● Directions: An exact reproduction of all the entries is the expected answer.

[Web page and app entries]
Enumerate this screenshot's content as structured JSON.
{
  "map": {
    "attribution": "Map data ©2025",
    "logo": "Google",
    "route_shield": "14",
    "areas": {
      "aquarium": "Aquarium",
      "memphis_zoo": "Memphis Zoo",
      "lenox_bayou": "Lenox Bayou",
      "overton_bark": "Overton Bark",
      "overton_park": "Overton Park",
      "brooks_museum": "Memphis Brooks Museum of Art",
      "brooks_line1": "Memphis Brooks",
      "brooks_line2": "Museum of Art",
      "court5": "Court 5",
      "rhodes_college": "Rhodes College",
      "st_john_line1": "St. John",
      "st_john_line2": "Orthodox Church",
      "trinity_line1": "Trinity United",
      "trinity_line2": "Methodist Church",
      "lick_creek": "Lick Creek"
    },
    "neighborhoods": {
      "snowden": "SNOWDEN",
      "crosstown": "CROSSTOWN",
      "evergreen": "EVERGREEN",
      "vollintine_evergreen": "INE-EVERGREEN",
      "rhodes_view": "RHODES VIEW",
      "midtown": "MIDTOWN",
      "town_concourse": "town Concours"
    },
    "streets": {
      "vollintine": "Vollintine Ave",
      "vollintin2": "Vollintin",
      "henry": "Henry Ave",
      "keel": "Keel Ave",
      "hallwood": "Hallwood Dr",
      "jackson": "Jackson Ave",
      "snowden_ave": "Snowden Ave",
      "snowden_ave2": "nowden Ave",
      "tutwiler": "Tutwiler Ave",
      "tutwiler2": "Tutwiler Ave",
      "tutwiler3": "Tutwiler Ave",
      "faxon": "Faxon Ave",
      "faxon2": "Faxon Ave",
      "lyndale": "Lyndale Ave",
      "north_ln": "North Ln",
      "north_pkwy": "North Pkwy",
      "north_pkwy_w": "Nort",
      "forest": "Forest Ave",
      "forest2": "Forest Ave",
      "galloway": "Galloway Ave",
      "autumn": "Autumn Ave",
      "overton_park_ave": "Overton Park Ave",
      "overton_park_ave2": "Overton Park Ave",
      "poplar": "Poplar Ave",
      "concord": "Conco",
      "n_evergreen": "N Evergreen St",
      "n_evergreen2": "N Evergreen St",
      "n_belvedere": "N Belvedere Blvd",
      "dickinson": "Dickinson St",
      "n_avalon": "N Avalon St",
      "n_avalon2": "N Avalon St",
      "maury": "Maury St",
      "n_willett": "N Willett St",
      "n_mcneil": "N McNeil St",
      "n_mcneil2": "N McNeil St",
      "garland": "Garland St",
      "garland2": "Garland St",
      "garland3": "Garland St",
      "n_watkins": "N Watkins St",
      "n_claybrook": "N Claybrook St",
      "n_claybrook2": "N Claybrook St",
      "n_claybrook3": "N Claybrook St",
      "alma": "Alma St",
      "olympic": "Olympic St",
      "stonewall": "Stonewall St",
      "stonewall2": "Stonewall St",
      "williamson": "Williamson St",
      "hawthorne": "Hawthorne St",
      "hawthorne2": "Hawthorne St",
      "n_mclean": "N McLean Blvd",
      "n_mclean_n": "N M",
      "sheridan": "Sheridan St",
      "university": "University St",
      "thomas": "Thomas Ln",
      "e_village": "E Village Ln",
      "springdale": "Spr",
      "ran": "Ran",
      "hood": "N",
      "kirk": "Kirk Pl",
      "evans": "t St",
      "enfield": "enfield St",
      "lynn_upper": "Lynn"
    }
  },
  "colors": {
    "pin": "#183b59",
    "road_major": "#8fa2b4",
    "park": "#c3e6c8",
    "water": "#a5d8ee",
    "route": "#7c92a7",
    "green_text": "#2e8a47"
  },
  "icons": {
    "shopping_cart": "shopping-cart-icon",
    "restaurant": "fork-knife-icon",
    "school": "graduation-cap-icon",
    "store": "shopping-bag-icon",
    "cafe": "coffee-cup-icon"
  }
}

● Written answer:
Enumerate this screenshot's content as structured JSON.
{
  "map": {
    "attribution": "Map data ©2025",
    "logo": "Google",
    "route_shield": "14",
    "areas": {
      "aquarium": "Aquarium",
      "memphis_zoo": "Memphis Zoo",
      "lenox_bayou": "Lenox Bayou",
      "overton_bark": "Overton Bark",
      "overton_park": "Overton Park",
      "brooks_museum": "Memphis Brooks Museum of Art",
      "brooks_line1": "Memphis Brooks",
      "brooks_line2": "Museum of Art",
      "court5": "Court 5",
      "rhodes_college": "Rhodes College",
      "st_john_line1": "St. John",
      "st_john_line2": "Orthodox Church",
      "trinity_line1": "Trinity United",
      "trinity_line2": "Methodist Church",
      "lick_creek": "Lick Creek"
    },
    "neighborhoods": {
      "snowden": "SNOWDEN",
      "crosstown": "CROSSTOWN",
      "evergreen": "EVERGREEN",
      "vollintine_evergreen": "INE-EVERGREEN",
      "rhodes_view": "RHODES VIEW",
      "midtown": "MIDTOWN",
      "town_concourse": "town Concours"
    },
    "streets": {
      "vollintine": "Vollintine Ave",
      "vollintin2": "Vollintin",
      "henry": "Henry Ave",
      "keel": "Keel Ave",
      "hallwood": "Hallwood Dr",
      "jackson": "Jackson Ave",
      "snowden_ave": "Snowden Ave",
      "snowden_ave2": "nowden Ave",
      "tutwiler": "Tutwiler Ave",
      "tutwiler2": "Tutwiler Ave",
      "tutwiler3": "Tutwiler Ave",
      "faxon": "Faxon Ave",
      "faxon2": "Faxon Ave",
      "lyndale": "Lyndale Ave",
      "north_ln": "North Ln",
      "north_pkwy": "North Pkwy",
      "north_pkwy_w": "Nort",
      "forest": "Forest Ave",
      "forest2": "Forest Ave",
      "galloway": "Galloway Ave",
      "autumn": "Autumn Ave",
      "overton_park_ave": "Overton Park Ave",
      "overton_park_ave2": "Overton Park Ave",
      "poplar": "Poplar Ave",
      "concord": "Conco",
      "n_evergreen": "N Evergreen St",
      "n_evergreen2": "N Evergreen St",
      "n_belvedere": "N Belvedere Blvd",
      "dickinson": "Dickinson St",
      "n_avalon": "N Avalon St",
      "n_avalon2": "N Avalon St",
      "maury": "Maury St",
      "n_willett": "N Willett St",
      "n_mcneil": "N McNeil St",
      "n_mcneil2": "N McNeil St",
      "garland": "Garland St",
      "garland2": "Garland St",
      "garland3": "Garland St",
      "n_watkins": "N Watkins St",
      "n_claybrook": "N Claybrook St",
      "n_claybrook2": "N Claybrook St",
      "n_claybrook3": "N Claybrook St",
      "alma": "Alma St",
      "olympic": "Olympic St",
      "stonewall": "Stonewall St",
      "stonewall2": "Stonewall St",
      "williamson": "Williamson St",
      "hawthorne": "Hawthorne St",
      "hawthorne2": "Hawthorne St",
      "n_mclean": "N McLean Blvd",
      "n_mclean_n": "N M",
      "sheridan": "Sheridan St",
      "university": "University St",
      "thomas": "Thomas Ln",
      "e_village": "E Village Ln",
      "springdale": "Spr",
      "ran": "Ran",
      "hood": "N",
      "kirk": "Kirk Pl",
      "evans": "t St",
      "enfield": "enfield St",
      "lynn_upper": "Lynn"
    }
  },
  "colors": {
    "pin": "#183b59",
    "road_major": "#8fa2b4",
    "park": "#c3e6c8",
    "water": "#a5d8ee",
    "route": "#7c92a7",
    "green_text": "#2e8a47"
  },
  "icons": {
    "shopping_cart": "shopping-cart-icon",
    "restaurant": "fork-knife-icon",
    "school": "graduation-cap-icon",
    "store": "shopping-bag-icon",
    "cafe": "coffee-cup-icon"
  }
}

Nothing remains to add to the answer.